[Excerpts from an interface dataset]
-=-=-=-=-

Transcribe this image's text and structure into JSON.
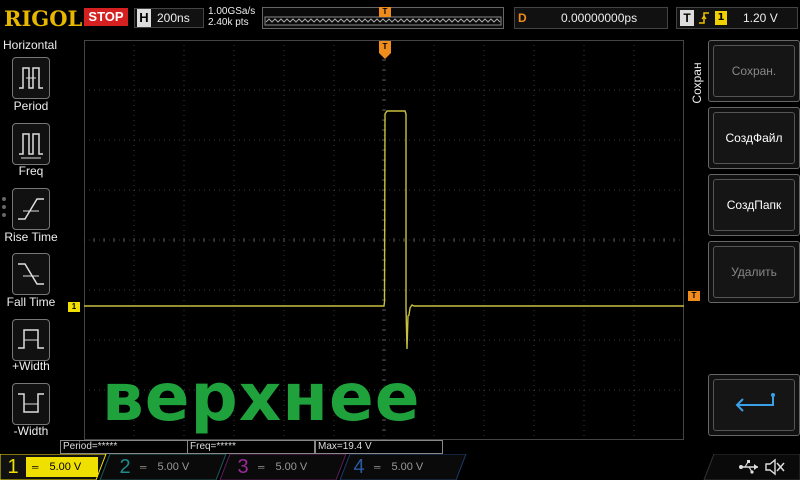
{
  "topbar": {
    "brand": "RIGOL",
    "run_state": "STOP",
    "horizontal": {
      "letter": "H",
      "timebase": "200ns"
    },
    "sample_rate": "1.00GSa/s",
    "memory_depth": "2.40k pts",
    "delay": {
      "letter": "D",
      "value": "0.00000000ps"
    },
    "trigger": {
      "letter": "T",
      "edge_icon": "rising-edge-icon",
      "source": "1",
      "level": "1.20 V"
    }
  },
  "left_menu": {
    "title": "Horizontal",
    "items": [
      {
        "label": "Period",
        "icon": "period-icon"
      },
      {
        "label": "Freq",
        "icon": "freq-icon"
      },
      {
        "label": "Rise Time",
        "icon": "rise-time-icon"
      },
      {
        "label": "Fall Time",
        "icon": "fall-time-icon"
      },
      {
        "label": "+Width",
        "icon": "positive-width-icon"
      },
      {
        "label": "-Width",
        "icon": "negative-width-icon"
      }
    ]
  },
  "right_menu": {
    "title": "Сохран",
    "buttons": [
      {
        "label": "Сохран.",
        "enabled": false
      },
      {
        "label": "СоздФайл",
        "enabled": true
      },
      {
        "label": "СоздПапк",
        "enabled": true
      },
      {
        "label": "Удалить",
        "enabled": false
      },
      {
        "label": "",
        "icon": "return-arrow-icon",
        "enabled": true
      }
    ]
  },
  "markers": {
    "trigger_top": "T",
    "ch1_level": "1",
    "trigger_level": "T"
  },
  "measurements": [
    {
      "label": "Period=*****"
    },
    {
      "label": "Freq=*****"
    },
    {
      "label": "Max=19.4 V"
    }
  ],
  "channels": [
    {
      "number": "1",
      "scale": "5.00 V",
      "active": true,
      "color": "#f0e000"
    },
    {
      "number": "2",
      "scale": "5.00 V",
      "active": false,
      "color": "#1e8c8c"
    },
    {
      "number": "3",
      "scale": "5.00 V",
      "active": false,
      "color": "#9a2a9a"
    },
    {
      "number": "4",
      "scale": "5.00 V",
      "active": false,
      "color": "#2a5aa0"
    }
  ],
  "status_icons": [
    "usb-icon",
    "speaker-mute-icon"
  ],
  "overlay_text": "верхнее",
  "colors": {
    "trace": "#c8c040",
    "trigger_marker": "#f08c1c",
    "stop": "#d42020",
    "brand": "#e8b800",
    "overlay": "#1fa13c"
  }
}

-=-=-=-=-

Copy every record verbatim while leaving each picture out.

▸ Answer section
Transcribe this image's text and structure into JSON.
{
  "topbar": {
    "brand": "RIGOL",
    "run_state": "STOP",
    "horizontal": {
      "letter": "H",
      "timebase": "200ns"
    },
    "sample_rate": "1.00GSa/s",
    "memory_depth": "2.40k pts",
    "delay": {
      "letter": "D",
      "value": "0.00000000ps"
    },
    "trigger": {
      "letter": "T",
      "edge_icon": "rising-edge-icon",
      "source": "1",
      "level": "1.20 V"
    }
  },
  "left_menu": {
    "title": "Horizontal",
    "items": [
      {
        "label": "Period",
        "icon": "period-icon"
      },
      {
        "label": "Freq",
        "icon": "freq-icon"
      },
      {
        "label": "Rise Time",
        "icon": "rise-time-icon"
      },
      {
        "label": "Fall Time",
        "icon": "fall-time-icon"
      },
      {
        "label": "+Width",
        "icon": "positive-width-icon"
      },
      {
        "label": "-Width",
        "icon": "negative-width-icon"
      }
    ]
  },
  "right_menu": {
    "title": "Сохран",
    "buttons": [
      {
        "label": "Сохран.",
        "enabled": false
      },
      {
        "label": "СоздФайл",
        "enabled": true
      },
      {
        "label": "СоздПапк",
        "enabled": true
      },
      {
        "label": "Удалить",
        "enabled": false
      },
      {
        "label": "",
        "icon": "return-arrow-icon",
        "enabled": true
      }
    ]
  },
  "markers": {
    "trigger_top": "T",
    "ch1_level": "1",
    "trigger_level": "T"
  },
  "measurements": [
    {
      "label": "Period=*****"
    },
    {
      "label": "Freq=*****"
    },
    {
      "label": "Max=19.4 V"
    }
  ],
  "channels": [
    {
      "number": "1",
      "scale": "5.00 V",
      "active": true,
      "color": "#f0e000"
    },
    {
      "number": "2",
      "scale": "5.00 V",
      "active": false,
      "color": "#1e8c8c"
    },
    {
      "number": "3",
      "scale": "5.00 V",
      "active": false,
      "color": "#9a2a9a"
    },
    {
      "number": "4",
      "scale": "5.00 V",
      "active": false,
      "color": "#2a5aa0"
    }
  ],
  "status_icons": [
    "usb-icon",
    "speaker-mute-icon"
  ],
  "overlay_text": "верхнее",
  "colors": {
    "trace": "#c8c040",
    "trigger_marker": "#f08c1c",
    "stop": "#d42020",
    "brand": "#e8b800",
    "overlay": "#1fa13c"
  }
}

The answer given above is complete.